*** DATA SUPPLIED Section Begins ***

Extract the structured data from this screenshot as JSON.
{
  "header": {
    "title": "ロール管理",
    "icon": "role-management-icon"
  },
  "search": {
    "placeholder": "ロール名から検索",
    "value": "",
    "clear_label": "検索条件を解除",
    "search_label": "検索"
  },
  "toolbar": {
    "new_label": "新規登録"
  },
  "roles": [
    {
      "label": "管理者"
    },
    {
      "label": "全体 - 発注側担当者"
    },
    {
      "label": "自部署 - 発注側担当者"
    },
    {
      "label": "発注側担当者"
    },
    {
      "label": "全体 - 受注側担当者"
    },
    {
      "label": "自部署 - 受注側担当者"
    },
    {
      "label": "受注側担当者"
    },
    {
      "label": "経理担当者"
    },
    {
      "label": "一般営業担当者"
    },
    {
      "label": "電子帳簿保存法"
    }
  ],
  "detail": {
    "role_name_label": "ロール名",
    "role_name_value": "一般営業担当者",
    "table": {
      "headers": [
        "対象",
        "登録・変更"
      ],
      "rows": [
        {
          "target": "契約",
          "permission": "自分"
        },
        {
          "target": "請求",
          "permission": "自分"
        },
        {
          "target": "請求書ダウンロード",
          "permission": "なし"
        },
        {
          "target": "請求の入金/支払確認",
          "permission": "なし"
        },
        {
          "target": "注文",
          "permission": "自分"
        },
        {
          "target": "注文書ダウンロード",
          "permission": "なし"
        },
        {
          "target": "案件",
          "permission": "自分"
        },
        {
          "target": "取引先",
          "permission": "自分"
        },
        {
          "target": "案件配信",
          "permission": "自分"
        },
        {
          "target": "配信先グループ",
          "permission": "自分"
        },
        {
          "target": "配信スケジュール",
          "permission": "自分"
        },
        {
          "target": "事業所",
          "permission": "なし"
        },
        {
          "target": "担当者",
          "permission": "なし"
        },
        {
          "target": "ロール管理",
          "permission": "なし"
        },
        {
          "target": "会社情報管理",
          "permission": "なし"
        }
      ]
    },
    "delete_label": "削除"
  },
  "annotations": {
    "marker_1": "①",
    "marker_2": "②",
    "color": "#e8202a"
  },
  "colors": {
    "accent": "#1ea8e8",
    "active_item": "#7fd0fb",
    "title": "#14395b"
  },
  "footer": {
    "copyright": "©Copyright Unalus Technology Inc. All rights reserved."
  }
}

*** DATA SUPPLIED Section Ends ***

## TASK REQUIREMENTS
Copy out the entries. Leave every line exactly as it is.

## EXERCISE RESULT
Extract the structured data from this screenshot as JSON.
{
  "header": {
    "title": "ロール管理",
    "icon": "role-management-icon"
  },
  "search": {
    "placeholder": "ロール名から検索",
    "value": "",
    "clear_label": "検索条件を解除",
    "search_label": "検索"
  },
  "toolbar": {
    "new_label": "新規登録"
  },
  "roles": [
    {
      "label": "管理者"
    },
    {
      "label": "全体 - 発注側担当者"
    },
    {
      "label": "自部署 - 発注側担当者"
    },
    {
      "label": "発注側担当者"
    },
    {
      "label": "全体 - 受注側担当者"
    },
    {
      "label": "自部署 - 受注側担当者"
    },
    {
      "label": "受注側担当者"
    },
    {
      "label": "経理担当者"
    },
    {
      "label": "一般営業担当者"
    },
    {
      "label": "電子帳簿保存法"
    }
  ],
  "detail": {
    "role_name_label": "ロール名",
    "role_name_value": "一般営業担当者",
    "table": {
      "headers": [
        "対象",
        "登録・変更"
      ],
      "rows": [
        {
          "target": "契約",
          "permission": "自分"
        },
        {
          "target": "請求",
          "permission": "自分"
        },
        {
          "target": "請求書ダウンロード",
          "permission": "なし"
        },
        {
          "target": "請求の入金/支払確認",
          "permission": "なし"
        },
        {
          "target": "注文",
          "permission": "自分"
        },
        {
          "target": "注文書ダウンロード",
          "permission": "なし"
        },
        {
          "target": "案件",
          "permission": "自分"
        },
        {
          "target": "取引先",
          "permission": "自分"
        },
        {
          "target": "案件配信",
          "permission": "自分"
        },
        {
          "target": "配信先グループ",
          "permission": "自分"
        },
        {
          "target": "配信スケジュール",
          "permission": "自分"
        },
        {
          "target": "事業所",
          "permission": "なし"
        },
        {
          "target": "担当者",
          "permission": "なし"
        },
        {
          "target": "ロール管理",
          "permission": "なし"
        },
        {
          "target": "会社情報管理",
          "permission": "なし"
        }
      ]
    },
    "delete_label": "削除"
  },
  "annotations": {
    "marker_1": "①",
    "marker_2": "②",
    "color": "#e8202a"
  },
  "colors": {
    "accent": "#1ea8e8",
    "active_item": "#7fd0fb",
    "title": "#14395b"
  },
  "footer": {
    "copyright": "©Copyright Unalus Technology Inc. All rights reserved."
  }
}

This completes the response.